Work to complete:
Look over the entries and say how many lines include the word "langtoggle". Only the number, please.

Data for processing:

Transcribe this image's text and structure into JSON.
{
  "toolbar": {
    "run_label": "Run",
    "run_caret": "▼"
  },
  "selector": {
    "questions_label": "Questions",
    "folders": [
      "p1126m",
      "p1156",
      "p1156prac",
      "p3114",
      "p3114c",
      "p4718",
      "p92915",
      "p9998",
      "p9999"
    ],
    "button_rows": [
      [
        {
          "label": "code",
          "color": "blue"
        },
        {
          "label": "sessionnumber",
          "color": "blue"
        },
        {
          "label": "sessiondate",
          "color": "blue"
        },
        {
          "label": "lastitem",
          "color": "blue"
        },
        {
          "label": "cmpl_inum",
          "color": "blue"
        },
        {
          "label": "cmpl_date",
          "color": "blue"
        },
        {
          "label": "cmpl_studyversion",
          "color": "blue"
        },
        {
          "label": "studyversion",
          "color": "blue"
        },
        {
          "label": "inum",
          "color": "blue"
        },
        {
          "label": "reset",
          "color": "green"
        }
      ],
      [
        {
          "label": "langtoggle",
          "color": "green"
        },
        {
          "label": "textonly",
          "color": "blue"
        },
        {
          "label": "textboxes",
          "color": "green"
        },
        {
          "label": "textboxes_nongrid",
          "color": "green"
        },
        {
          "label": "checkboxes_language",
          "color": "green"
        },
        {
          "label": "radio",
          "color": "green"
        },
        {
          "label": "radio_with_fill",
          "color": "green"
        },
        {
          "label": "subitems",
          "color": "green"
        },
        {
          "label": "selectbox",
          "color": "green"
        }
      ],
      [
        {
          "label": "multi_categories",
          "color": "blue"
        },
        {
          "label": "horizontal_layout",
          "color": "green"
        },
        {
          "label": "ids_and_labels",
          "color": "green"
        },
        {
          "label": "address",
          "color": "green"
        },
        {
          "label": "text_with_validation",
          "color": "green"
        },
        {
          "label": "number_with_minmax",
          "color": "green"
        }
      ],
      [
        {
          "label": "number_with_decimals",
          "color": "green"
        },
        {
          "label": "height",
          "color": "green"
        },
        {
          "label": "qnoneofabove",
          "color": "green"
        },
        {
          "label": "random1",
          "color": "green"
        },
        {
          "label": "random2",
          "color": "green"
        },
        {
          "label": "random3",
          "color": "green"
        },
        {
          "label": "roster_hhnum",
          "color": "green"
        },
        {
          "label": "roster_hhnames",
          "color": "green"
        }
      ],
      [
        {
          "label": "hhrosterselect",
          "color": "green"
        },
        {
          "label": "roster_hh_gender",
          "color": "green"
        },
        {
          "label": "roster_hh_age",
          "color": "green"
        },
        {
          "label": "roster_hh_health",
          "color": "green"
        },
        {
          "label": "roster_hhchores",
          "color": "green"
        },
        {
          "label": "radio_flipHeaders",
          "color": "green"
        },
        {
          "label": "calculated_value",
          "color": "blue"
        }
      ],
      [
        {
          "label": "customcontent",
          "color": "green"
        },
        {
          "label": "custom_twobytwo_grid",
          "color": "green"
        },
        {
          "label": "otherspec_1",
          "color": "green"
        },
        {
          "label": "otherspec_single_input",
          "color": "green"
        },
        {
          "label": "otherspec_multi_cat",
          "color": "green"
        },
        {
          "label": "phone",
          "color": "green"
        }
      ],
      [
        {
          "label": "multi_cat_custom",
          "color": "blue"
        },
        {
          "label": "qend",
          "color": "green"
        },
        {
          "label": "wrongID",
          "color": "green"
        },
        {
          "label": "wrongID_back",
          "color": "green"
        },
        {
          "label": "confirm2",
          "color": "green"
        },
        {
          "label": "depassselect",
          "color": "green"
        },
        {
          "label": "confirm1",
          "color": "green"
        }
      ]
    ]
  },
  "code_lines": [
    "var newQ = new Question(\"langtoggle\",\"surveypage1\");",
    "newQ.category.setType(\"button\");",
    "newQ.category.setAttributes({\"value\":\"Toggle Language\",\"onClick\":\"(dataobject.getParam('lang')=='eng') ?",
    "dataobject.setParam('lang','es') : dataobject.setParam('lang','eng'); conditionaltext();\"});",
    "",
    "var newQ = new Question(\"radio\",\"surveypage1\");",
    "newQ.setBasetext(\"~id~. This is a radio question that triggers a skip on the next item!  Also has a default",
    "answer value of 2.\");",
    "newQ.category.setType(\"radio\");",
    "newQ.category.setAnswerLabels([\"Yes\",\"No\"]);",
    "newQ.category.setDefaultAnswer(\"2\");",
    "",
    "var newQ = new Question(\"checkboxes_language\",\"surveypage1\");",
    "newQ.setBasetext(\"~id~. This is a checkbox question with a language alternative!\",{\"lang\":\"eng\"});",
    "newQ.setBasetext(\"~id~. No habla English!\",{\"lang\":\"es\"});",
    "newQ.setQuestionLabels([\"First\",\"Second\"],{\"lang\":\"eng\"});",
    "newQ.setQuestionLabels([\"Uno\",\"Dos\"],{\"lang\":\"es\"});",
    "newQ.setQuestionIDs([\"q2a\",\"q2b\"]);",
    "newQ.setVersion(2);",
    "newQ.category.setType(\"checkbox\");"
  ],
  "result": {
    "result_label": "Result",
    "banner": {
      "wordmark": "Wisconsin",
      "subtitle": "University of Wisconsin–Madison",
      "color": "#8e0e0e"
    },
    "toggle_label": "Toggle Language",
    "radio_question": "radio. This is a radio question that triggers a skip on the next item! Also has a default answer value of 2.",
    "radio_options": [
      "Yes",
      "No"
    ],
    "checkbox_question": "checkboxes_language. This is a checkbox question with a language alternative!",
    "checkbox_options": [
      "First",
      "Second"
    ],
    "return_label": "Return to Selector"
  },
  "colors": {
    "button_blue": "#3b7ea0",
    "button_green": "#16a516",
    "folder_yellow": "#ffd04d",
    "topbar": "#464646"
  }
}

Answer to this exercise:
2